Given information:
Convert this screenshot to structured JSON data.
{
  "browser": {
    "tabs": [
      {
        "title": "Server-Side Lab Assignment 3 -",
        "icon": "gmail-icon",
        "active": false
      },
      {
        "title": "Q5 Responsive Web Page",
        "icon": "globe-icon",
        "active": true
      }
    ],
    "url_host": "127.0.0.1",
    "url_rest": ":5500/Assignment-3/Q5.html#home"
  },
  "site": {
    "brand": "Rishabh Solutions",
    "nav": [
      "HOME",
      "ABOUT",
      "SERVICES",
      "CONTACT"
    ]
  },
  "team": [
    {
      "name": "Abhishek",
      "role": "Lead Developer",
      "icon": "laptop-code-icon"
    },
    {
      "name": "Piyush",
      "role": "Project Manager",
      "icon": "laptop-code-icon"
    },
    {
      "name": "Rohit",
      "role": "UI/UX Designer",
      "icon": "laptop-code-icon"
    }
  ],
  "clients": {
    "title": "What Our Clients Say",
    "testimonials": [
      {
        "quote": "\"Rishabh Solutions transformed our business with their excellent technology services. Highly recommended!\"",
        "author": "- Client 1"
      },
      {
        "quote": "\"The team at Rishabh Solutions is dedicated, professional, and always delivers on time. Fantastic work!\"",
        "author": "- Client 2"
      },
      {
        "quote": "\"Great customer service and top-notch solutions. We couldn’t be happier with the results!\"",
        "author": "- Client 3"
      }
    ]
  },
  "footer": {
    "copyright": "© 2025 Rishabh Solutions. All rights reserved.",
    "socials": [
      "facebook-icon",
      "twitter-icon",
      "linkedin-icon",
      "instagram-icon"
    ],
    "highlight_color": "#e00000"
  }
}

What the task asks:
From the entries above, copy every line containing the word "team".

Answer space:
  "team": [
        "quote": "\"The team at Rishabh Solutions is dedicated, professional, and always delivers on time. Fantastic work!\"",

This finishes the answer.